The “Arab Spring”

The “Arab Spring” is something Obama totally lost his way in. Toppling of the government in Tunisia was something the U.S. could not do much about, due to several reasons. But, Obama was unable to manage the Egyptian situation in a positive way for the U.S. and especially for her ally, Israel. From the day Mubarak was toppled, Israel’s anxiety has grown, and rightly so. On one hand, the military regime has taken several steps which Israel did not want it to, including the opening of the border with the Gaza strip. Also, on the other hand, since the Muslim brotherhood is the most organized political entity in Egypt, a post-military government would most probably be dominated by them, which will never be advantageous from the Israeli point of view.

Knowing these facts very well, it is hard to believe that Obama remained silent and let Mubarak fall. It is as if he wanted all these things to happen to Egypt and also to Israel!

Across the Red Sea, Obama was never ready to let Saleh fall in Yemen initially. However, as the situation worsened, the language of the U.S. changed dramatically. Even so, Saleh is still clinging to power. May be the U.S. wanted to arrest the possible rise of Al-Qaeda in Yemen by giving moral support to the anti-Saleh faction. However, Obama should have had the foresight to see that Yemen is always a volatile country. Repeatedly, leaders even in the U.S. are refusing to learn what JFK said about revolutions. Those who make peaceful revolutions impossible make violent revolutions inevitable; especially in a country like Yemen, where gun culture is the norm.

Meanwhile, the U.S. is quite content to be non-committed on Bahrain, another key ally in the region. Why should Mr. Obama seek unnecessary trouble when there are a number of other willing allies to get involved there? In that aspect, the U.S. is losing nothing by being silent while the Bahraini people are suffering the repression of its regime.

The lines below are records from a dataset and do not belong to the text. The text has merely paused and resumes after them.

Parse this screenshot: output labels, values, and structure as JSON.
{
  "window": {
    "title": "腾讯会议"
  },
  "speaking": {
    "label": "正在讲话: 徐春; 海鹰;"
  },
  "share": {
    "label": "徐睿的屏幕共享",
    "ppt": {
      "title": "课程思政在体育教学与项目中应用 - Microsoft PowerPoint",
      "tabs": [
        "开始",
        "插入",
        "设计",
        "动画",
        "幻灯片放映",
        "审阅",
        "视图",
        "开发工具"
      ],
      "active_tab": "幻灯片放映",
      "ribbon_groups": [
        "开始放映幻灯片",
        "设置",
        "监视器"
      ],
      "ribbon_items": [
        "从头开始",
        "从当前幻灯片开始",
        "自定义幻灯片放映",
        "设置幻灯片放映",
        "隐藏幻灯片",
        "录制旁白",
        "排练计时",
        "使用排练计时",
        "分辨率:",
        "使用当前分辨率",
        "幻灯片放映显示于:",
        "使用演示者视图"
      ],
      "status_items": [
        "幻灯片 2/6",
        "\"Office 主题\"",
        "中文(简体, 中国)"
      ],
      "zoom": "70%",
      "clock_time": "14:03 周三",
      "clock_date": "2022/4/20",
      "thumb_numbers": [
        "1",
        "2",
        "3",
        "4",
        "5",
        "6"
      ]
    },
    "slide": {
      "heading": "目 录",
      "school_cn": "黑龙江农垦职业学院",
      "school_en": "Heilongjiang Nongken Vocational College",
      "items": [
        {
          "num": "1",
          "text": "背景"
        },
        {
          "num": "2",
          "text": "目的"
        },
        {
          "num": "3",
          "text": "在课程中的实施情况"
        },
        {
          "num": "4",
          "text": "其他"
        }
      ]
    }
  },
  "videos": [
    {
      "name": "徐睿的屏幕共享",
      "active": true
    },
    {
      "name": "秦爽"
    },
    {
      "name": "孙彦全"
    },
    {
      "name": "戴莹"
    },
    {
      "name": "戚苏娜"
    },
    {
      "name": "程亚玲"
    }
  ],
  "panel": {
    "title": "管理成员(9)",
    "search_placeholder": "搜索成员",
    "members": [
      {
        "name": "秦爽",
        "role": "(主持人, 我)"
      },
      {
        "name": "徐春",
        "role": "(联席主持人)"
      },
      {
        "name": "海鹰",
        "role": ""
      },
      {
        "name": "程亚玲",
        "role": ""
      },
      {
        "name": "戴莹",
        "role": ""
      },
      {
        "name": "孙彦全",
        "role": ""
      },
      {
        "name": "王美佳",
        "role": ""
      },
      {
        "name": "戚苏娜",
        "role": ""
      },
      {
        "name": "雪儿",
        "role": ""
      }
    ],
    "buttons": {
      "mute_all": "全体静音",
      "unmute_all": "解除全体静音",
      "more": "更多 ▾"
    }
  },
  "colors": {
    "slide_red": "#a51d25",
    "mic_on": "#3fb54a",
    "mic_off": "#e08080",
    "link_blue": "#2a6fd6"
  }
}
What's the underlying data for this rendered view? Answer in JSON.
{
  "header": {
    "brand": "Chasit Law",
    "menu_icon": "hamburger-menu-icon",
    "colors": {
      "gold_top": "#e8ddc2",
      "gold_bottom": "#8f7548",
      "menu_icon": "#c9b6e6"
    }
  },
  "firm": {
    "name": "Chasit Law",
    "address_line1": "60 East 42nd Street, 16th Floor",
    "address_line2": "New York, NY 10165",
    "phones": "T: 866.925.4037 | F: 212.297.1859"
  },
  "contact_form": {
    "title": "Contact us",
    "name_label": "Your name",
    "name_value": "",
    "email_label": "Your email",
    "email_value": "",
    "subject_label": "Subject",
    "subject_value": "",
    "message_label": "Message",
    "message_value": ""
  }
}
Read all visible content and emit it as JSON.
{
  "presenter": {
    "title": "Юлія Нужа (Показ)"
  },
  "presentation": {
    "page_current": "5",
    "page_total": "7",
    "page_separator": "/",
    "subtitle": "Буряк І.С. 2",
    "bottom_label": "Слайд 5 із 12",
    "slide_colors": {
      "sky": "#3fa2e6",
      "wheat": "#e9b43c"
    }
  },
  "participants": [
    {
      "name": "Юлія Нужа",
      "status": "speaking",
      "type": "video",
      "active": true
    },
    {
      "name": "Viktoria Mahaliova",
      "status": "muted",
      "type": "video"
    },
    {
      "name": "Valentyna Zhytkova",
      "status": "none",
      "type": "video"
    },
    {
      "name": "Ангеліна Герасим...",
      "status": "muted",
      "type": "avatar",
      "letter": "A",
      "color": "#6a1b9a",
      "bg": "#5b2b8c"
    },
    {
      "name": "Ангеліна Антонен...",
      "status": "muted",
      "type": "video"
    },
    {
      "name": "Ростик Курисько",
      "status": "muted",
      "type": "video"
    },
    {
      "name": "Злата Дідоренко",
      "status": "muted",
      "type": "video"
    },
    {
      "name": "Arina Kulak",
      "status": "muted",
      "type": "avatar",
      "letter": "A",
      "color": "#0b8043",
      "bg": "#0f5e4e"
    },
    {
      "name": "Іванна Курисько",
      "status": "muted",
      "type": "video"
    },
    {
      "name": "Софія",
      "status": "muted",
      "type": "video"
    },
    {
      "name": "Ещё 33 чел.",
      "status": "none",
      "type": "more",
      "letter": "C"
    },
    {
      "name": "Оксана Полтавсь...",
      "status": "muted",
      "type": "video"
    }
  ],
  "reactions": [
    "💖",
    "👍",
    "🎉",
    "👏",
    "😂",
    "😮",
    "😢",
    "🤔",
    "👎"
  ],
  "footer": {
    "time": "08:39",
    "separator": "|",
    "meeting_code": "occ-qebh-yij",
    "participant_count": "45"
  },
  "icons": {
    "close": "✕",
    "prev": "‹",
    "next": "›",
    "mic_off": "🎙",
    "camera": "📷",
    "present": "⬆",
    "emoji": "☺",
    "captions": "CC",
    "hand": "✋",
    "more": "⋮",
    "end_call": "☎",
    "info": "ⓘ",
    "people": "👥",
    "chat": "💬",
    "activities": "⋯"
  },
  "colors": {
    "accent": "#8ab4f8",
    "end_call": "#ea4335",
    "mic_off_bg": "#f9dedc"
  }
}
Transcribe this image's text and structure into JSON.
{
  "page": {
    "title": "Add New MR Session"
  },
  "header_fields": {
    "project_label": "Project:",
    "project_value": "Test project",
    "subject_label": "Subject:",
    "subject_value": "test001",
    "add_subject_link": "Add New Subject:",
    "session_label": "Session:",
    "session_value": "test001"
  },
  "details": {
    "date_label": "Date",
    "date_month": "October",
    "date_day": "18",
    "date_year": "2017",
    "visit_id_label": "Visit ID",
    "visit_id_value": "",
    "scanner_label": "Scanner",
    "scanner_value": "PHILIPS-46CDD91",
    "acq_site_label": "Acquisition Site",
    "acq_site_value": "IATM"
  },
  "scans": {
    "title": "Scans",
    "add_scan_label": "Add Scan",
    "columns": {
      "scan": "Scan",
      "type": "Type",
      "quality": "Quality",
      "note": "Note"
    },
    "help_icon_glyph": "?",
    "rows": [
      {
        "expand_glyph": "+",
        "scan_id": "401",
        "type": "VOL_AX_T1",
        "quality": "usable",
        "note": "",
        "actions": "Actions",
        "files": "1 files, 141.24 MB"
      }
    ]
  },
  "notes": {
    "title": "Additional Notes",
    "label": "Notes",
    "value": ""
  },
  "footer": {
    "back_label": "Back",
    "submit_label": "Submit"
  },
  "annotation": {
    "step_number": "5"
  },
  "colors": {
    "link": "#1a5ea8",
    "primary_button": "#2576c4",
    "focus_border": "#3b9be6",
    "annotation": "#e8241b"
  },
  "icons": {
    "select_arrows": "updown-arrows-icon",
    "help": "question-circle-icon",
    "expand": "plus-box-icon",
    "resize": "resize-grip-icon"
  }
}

Perhaps Mr. Obama should have kept his silence on Libya also. By associating with rebels, the NATO is helping an ‘unknown devil’ to chase away a ‘known devil’. As the recent assassination of the Commander of the rebel forces has once more shown, the anti-Gaddafi rebels are still a mysterious lot. A substantial number of them are said to be Islamists who are sometimes reputed to be associated with the Al-Qaeda. While killing the infamous Islamist leader thousands of miles away in Pakistan, the NATO is content to deal with his henchmen at the doorstep of Europe. Strange politics, to say the least.


This is a point which Mr. Obama was always going to be in trouble, thanks to the foresight of his enlightened predecessor. By abandoning the battle in Afghanistan, George W. Bush willingly opened up a second front in Iraq. Of course, Obama opened up a third front in Libya. But, there he was quite helpless in a way as he was trying to satisfy the strange alliance of his Anglo-French allies.

Let’s turn back to Afghanistan. It is a matter of back to basics, or back to square one. Either way, it is the same. Despite everything said and done, including killing Osama bin Laden eventually, the fact that the Americans have messed up Afghanistan is undeniable. Barack Obama has further weakened his nation’s position with the all powerful drones. He has alienated Pakistani and Afghan government also. Alienating the latter is an unprecedented ‘achievement’ as whatever one may say, Kabul was more or less a puppet of the U.S. until quite recently.

Ten years on, there is no respite in violence in Afghanistan and actually with the high profile assassinations after the death of bin Laden, the violence seems to be unstoppable in the near future. Unrest is the order of the day in much-if not all-of Afghanistan and also in a substantial part of Pakistan. The Taliban is much stronger than one would have expected after a ten year war with the military superpowers of the world. Furthermore, as recent violence in China show, the Islamist spillover effect may soon affect the other countries in the region.

Due to this unprecedented achievement of the U.S. and her allies-of course the credit should mainly go to Mr. Bush Jr. and not Mr. Obama-the NATO troops are in such a position in Afghanistan that they cannot leave even if they wanted. But the sad part is, they seem to be utterly ineffectual even if they stayed. It’s no wonder that Mr. Obama is searching for a way out of this never-ending muddle he is in.